## EXERCISE OBJECTIVE
Give every entry again, word for word.

+++ DATASET EXTRACT +++

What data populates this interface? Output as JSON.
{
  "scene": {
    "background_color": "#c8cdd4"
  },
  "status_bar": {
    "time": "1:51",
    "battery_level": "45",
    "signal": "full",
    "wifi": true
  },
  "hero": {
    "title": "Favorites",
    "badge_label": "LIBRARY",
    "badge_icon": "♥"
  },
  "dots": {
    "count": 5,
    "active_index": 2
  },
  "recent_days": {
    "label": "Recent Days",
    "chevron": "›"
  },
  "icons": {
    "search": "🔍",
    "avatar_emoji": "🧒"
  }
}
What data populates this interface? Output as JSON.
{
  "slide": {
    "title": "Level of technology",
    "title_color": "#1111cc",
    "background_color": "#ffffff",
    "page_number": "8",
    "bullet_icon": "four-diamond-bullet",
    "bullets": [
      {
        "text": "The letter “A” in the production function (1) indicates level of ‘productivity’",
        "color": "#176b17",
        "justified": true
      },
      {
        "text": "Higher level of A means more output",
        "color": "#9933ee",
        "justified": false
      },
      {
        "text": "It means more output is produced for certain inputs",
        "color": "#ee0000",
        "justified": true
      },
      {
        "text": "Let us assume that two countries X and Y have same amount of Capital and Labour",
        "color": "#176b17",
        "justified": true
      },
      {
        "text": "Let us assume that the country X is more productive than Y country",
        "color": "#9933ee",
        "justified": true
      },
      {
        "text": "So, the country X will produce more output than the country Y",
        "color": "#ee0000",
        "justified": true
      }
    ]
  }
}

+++

## RESPONSE TO THE TASK
What data populates this interface? Output as JSON.
{
  "scene": {
    "background_color": "#c8cdd4"
  },
  "status_bar": {
    "time": "1:51",
    "battery_level": "45",
    "signal": "full",
    "wifi": true
  },
  "hero": {
    "title": "Favorites",
    "badge_label": "LIBRARY",
    "badge_icon": "♥"
  },
  "dots": {
    "count": 5,
    "active_index": 2
  },
  "recent_days": {
    "label": "Recent Days",
    "chevron": "›"
  },
  "icons": {
    "search": "🔍",
    "avatar_emoji": "🧒"
  }
}
What data populates this interface? Output as JSON.
{
  "slide": {
    "title": "Level of technology",
    "title_color": "#1111cc",
    "background_color": "#ffffff",
    "page_number": "8",
    "bullet_icon": "four-diamond-bullet",
    "bullets": [
      {
        "text": "The letter “A” in the production function (1) indicates level of ‘productivity’",
        "color": "#176b17",
        "justified": true
      },
      {
        "text": "Higher level of A means more output",
        "color": "#9933ee",
        "justified": false
      },
      {
        "text": "It means more output is produced for certain inputs",
        "color": "#ee0000",
        "justified": true
      },
      {
        "text": "Let us assume that two countries X and Y have same amount of Capital and Labour",
        "color": "#176b17",
        "justified": true
      },
      {
        "text": "Let us assume that the country X is more productive than Y country",
        "color": "#9933ee",
        "justified": true
      },
      {
        "text": "So, the country X will produce more output than the country Y",
        "color": "#ee0000",
        "justified": true
      }
    ]
  }
}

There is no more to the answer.